Filter the entries for the word "phone". Copy each line in which it occurs.
[Start of Attachment]
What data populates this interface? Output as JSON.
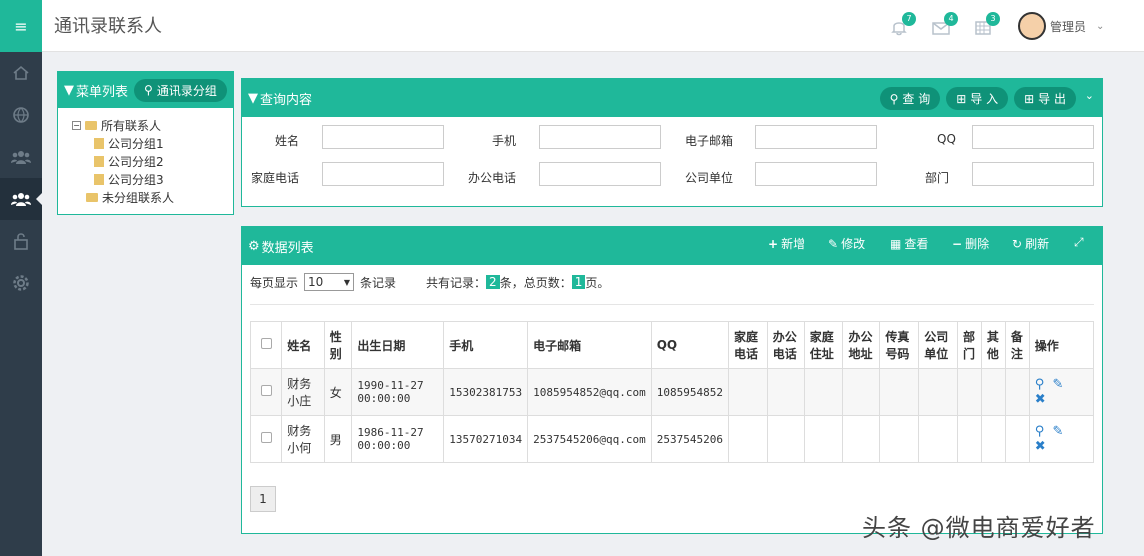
{
  "header": {
    "title": "通讯录联系人",
    "badges": {
      "bell": "7",
      "mail": "4",
      "calendar": "3"
    },
    "username": "管理员"
  },
  "menu_panel": {
    "title": "菜单列表",
    "group_button": "通讯录分组",
    "tree": {
      "root": "所有联系人",
      "children": [
        "公司分组1",
        "公司分组2",
        "公司分组3"
      ],
      "ungrouped": "未分组联系人"
    }
  },
  "query_panel": {
    "title": "查询内容",
    "search_button": "查 询",
    "import_button": "导 入",
    "export_button": "导 出",
    "fields": [
      {
        "label": "姓名"
      },
      {
        "label": "手机"
      },
      {
        "label": "电子邮箱"
      },
      {
        "label": "QQ"
      },
      {
        "label": "家庭电话"
      },
      {
        "label": "办公电话"
      },
      {
        "label": "公司单位"
      },
      {
        "label": "部门"
      }
    ]
  },
  "data_panel": {
    "title": "数据列表",
    "actions": {
      "add": "新增",
      "edit": "修改",
      "view": "查看",
      "delete": "删除",
      "refresh": "刷新"
    },
    "per_page_label": "每页显示",
    "per_page_value": "10",
    "records_label": "条记录",
    "total_prefix": "共有记录：",
    "total_records": "2",
    "total_mid": "条，总页数：",
    "total_pages": "1",
    "total_suffix": "页。",
    "columns": [
      "姓名",
      "性别",
      "出生日期",
      "手机",
      "电子邮箱",
      "QQ",
      "家庭电话",
      "办公电话",
      "家庭住址",
      "办公地址",
      "传真号码",
      "公司单位",
      "部门",
      "其他",
      "备注",
      "操作"
    ],
    "rows": [
      {
        "name": "财务小庄",
        "gender": "女",
        "birth": "1990-11-27 00:00:00",
        "phone": "15302381753",
        "email": "1085954852@qq.com",
        "qq": "1085954852"
      },
      {
        "name": "财务小何",
        "gender": "男",
        "birth": "1986-11-27 00:00:00",
        "phone": "13570271034",
        "email": "2537545206@qq.com",
        "qq": "2537545206"
      }
    ],
    "page_number": "1"
  },
  "watermark": "头条 @微电商爱好者",
  "colors": {
    "accent": "#1fb89a",
    "rail": "#2f3d4a",
    "pill": "#0f9278"
  }
}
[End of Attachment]
SOLUTION TO THIS EXERCISE>
        "phone": "15302381753",
        "phone": "13570271034",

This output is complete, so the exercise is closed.